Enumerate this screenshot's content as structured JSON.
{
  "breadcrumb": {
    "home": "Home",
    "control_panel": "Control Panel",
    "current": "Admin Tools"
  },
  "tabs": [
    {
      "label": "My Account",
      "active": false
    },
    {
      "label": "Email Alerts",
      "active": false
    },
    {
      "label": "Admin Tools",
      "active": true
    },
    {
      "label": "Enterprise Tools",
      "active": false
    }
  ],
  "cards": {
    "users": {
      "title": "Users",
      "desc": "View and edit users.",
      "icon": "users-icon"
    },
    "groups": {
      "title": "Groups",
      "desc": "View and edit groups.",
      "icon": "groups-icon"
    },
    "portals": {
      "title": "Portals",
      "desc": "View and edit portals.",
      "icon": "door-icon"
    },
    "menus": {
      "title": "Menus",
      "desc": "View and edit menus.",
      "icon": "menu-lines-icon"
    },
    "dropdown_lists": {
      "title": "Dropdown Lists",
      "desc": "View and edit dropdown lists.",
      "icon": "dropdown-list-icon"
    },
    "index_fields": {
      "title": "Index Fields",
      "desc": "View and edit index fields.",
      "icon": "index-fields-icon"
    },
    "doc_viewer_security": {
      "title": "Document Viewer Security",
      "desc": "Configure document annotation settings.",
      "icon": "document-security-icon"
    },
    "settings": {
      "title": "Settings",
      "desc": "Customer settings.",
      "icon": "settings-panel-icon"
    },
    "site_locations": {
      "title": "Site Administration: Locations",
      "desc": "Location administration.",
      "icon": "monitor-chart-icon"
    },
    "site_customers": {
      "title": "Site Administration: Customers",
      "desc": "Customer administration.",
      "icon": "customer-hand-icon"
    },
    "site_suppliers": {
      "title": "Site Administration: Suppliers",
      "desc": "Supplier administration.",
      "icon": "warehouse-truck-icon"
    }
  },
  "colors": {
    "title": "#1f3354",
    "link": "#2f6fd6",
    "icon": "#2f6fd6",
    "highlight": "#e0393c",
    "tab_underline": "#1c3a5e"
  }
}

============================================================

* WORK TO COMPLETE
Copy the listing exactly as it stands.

* RESULT OF THE EXERCISE
Enumerate this screenshot's content as structured JSON.
{
  "breadcrumb": {
    "home": "Home",
    "control_panel": "Control Panel",
    "current": "Admin Tools"
  },
  "tabs": [
    {
      "label": "My Account",
      "active": false
    },
    {
      "label": "Email Alerts",
      "active": false
    },
    {
      "label": "Admin Tools",
      "active": true
    },
    {
      "label": "Enterprise Tools",
      "active": false
    }
  ],
  "cards": {
    "users": {
      "title": "Users",
      "desc": "View and edit users.",
      "icon": "users-icon"
    },
    "groups": {
      "title": "Groups",
      "desc": "View and edit groups.",
      "icon": "groups-icon"
    },
    "portals": {
      "title": "Portals",
      "desc": "View and edit portals.",
      "icon": "door-icon"
    },
    "menus": {
      "title": "Menus",
      "desc": "View and edit menus.",
      "icon": "menu-lines-icon"
    },
    "dropdown_lists": {
      "title": "Dropdown Lists",
      "desc": "View and edit dropdown lists.",
      "icon": "dropdown-list-icon"
    },
    "index_fields": {
      "title": "Index Fields",
      "desc": "View and edit index fields.",
      "icon": "index-fields-icon"
    },
    "doc_viewer_security": {
      "title": "Document Viewer Security",
      "desc": "Configure document annotation settings.",
      "icon": "document-security-icon"
    },
    "settings": {
      "title": "Settings",
      "desc": "Customer settings.",
      "icon": "settings-panel-icon"
    },
    "site_locations": {
      "title": "Site Administration: Locations",
      "desc": "Location administration.",
      "icon": "monitor-chart-icon"
    },
    "site_customers": {
      "title": "Site Administration: Customers",
      "desc": "Customer administration.",
      "icon": "customer-hand-icon"
    },
    "site_suppliers": {
      "title": "Site Administration: Suppliers",
      "desc": "Supplier administration.",
      "icon": "warehouse-truck-icon"
    }
  },
  "colors": {
    "title": "#1f3354",
    "link": "#2f6fd6",
    "icon": "#2f6fd6",
    "highlight": "#e0393c",
    "tab_underline": "#1c3a5e"
  }
}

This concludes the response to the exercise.